It’s basically like cooking a Christmas roast with hundred different constituents, knowing that you have to serve it up exactly two minutes before the Queen’s speech starts.

With thirteen weeks to go before the start of principal photography, Jake and I have to start nailing down some of the larger unknowns. You fill in a couple of numbers on the Soduku grid and the overall solution becomes easier and more manageable. And we need to start by sniping off the largest unknown of all – the budget.

Everything hangs off the budget. Once this is written in stone, a whole load of decisions go and make themselves. So it has been decreed that Friday is our drop-dead day. At close of play we will add up whatever cash we have secured, and we will plan to go and make that film.

Four days to chase down a bunch of open financing leads. Such is the glamorous life of a film-maker.

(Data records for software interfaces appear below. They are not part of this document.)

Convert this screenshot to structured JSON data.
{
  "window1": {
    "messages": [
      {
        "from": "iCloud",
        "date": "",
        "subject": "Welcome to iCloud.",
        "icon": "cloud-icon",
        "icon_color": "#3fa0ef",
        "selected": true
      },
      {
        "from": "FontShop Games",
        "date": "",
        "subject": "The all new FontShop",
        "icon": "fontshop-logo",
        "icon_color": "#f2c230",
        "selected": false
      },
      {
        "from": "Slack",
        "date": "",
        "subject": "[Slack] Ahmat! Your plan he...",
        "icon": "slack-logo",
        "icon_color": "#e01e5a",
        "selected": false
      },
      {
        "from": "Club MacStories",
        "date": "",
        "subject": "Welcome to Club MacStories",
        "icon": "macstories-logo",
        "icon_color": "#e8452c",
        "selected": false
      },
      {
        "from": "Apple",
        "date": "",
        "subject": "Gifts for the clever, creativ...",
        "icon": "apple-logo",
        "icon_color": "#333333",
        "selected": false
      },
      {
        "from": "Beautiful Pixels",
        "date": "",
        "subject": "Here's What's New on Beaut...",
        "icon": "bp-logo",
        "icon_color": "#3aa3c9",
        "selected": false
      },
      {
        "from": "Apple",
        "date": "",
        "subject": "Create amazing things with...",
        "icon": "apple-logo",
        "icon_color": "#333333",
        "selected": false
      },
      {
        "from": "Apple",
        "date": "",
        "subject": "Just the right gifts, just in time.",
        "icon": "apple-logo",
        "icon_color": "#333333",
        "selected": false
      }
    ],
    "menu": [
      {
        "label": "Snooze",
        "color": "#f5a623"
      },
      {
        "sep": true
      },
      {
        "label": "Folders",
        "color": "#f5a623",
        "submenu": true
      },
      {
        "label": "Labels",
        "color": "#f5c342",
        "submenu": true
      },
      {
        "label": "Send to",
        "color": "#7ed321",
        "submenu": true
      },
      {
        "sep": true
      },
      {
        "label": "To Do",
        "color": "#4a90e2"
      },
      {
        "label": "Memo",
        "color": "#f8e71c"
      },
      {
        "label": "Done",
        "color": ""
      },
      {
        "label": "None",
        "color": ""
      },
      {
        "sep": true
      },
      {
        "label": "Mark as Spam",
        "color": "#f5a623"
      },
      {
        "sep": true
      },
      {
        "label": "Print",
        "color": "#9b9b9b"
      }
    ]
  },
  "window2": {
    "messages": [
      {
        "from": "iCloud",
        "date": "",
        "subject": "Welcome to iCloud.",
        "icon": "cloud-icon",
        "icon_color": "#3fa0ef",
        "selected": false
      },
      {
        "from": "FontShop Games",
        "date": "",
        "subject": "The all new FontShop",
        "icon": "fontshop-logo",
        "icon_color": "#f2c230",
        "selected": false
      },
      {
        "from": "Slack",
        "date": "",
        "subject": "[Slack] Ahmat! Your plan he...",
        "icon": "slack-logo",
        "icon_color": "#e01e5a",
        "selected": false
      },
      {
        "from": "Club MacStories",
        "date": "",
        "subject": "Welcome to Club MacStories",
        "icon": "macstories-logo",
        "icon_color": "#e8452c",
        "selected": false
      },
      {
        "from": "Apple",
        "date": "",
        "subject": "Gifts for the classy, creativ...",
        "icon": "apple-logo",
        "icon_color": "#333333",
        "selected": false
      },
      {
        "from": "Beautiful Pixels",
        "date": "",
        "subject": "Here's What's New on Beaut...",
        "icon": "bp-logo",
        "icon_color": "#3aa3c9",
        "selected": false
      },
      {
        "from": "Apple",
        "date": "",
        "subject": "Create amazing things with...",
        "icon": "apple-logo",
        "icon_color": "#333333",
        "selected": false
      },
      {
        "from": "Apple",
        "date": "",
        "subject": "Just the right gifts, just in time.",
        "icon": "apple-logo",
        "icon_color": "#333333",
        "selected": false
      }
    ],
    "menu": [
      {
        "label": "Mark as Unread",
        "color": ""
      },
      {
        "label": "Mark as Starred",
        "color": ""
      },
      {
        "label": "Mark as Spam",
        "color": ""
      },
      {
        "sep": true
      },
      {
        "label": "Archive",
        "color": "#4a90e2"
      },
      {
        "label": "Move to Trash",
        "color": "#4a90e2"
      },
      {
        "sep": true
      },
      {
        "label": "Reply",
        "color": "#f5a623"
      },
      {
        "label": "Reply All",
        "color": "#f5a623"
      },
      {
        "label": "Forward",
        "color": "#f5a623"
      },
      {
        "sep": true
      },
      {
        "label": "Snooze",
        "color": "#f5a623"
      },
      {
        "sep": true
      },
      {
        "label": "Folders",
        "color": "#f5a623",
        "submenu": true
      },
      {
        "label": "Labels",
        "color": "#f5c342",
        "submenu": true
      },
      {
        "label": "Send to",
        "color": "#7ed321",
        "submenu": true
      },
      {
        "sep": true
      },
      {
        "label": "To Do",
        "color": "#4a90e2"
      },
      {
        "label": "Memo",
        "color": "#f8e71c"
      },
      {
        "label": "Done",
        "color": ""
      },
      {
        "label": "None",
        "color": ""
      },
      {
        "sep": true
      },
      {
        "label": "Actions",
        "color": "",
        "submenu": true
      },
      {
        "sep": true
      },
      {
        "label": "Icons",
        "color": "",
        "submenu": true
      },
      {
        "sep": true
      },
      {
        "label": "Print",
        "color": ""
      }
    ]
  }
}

But enough with the boring film chat – I saw something on my cousin’s pre-wedding jolly to the centre of war-torn Bournemouth that shook whatever faith in human-kind that I still had left. A man had been hand-cuffed to what I’m going to carefully refer to as a Little Person, who was himself painted and dressed as a Smurf. If your Best Man is the type that best expresses his love for you by trying to spoil whatever fun you might have planned, it seems that he now has the option to pay to have you shackled to a Little Person for the weekend. This guy then gets to watch you sleep, drink, shit and vomit on a lap-dancer; by eight pm the Smurf and his wrangler had clearly already fallen out with each other. As a lot of you get set to return to work after the long Easter break, know that someone swapped some serious pride in order to make a living this weekend. Spinning.